The Tour of Britain cycling race has visited Somerset for the last time after the county council's decision in May not to re-invest in the event.
A £775,000 deal was agreed under the Lib Dems who believed it promoted economic growth. The ruling Tories said the money could be better spent on essential services.
Since 2007 the race has generated £10m for the local economy through tourism.
A cyclist has injured his collarbone in the Langport stage of the race.
Ian Bibby, who rides for Motorpoint, was taken to hospital.
The sixth stage of the Tour began on Friday morning in Taunton and finished in Wells during the afternoon.
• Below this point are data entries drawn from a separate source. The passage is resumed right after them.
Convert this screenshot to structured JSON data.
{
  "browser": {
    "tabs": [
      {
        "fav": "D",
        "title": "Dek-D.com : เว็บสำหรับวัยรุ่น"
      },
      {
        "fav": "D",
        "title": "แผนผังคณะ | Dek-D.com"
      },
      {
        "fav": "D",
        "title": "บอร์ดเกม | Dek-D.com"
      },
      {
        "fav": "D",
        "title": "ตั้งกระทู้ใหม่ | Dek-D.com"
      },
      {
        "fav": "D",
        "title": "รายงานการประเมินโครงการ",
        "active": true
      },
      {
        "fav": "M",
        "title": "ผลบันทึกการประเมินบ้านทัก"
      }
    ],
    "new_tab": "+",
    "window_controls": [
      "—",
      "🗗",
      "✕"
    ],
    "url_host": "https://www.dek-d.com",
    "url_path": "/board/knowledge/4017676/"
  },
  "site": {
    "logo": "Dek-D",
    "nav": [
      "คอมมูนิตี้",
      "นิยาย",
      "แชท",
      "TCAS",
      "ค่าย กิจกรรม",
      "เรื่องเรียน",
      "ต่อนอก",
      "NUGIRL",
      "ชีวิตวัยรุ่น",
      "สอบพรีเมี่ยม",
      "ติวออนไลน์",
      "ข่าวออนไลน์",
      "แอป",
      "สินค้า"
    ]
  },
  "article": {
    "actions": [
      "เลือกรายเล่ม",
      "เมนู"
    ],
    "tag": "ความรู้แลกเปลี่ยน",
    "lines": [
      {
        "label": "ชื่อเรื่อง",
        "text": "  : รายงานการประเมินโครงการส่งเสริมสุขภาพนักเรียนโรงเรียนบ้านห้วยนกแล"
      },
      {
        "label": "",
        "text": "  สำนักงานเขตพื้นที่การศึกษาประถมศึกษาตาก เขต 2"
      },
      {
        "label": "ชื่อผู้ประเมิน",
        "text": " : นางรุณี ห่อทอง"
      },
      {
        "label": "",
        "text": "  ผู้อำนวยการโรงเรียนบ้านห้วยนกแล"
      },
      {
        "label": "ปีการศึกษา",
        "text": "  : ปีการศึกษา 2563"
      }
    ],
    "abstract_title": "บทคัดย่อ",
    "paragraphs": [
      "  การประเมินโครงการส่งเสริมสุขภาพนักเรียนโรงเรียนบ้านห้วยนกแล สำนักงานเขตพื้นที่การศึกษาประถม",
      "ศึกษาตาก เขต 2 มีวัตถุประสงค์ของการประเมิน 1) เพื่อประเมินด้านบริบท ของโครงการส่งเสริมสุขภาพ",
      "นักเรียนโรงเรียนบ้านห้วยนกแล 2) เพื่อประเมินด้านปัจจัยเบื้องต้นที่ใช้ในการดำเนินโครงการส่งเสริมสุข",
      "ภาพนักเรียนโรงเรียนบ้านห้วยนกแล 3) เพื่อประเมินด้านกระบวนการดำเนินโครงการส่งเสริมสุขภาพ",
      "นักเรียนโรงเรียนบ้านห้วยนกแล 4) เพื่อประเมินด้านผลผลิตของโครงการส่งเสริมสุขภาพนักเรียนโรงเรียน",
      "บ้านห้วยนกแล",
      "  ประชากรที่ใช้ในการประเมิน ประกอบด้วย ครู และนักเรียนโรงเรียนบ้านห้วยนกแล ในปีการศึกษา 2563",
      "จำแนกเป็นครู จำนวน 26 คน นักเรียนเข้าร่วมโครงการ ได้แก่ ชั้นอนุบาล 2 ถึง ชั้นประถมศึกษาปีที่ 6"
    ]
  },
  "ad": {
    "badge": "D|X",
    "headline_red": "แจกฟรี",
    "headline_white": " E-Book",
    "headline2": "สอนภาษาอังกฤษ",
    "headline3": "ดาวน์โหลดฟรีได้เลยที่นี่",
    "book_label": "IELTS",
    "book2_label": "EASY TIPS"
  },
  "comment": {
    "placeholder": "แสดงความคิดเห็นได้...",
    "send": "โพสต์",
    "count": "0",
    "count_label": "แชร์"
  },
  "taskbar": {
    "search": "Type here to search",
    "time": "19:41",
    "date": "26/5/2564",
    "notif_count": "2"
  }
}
The stage was won by overall leader Lars Boom.
Speaking about the decision to end investment in the race, Conservative Councillor Harvey Siggs said: "While it's a lovely thing to do and while it provides economic benefit, you have to balance what you take that money out of.
"We've had to take £75m out of the county council budgets because of reductions in the government settlement."
He said the council was "willing to work with organisers if they can find some commercial sponsorship".
Leader of the Lib Dem opposition, Sam Crabb, said: "We're obviously disappointed about the council's decision and it is a marvellous showcase for Somerset.
"We receive business rate income from the government and it is only right that some of that money should be used to keep our tourism."
Tour of Britain organiser, Hugh Roberts, said it had successfully worked with the council but was not "unduly concerned" about the decision as there was plenty of interest from other places willing to host the race.
He said: "We bring a huge amount of income into the region and it puts Somerset into the spotlight with valuable tourism income."
The Tour of Britain started in Peebles in the Scottish Borders last weekend and will finish in London this Sunday.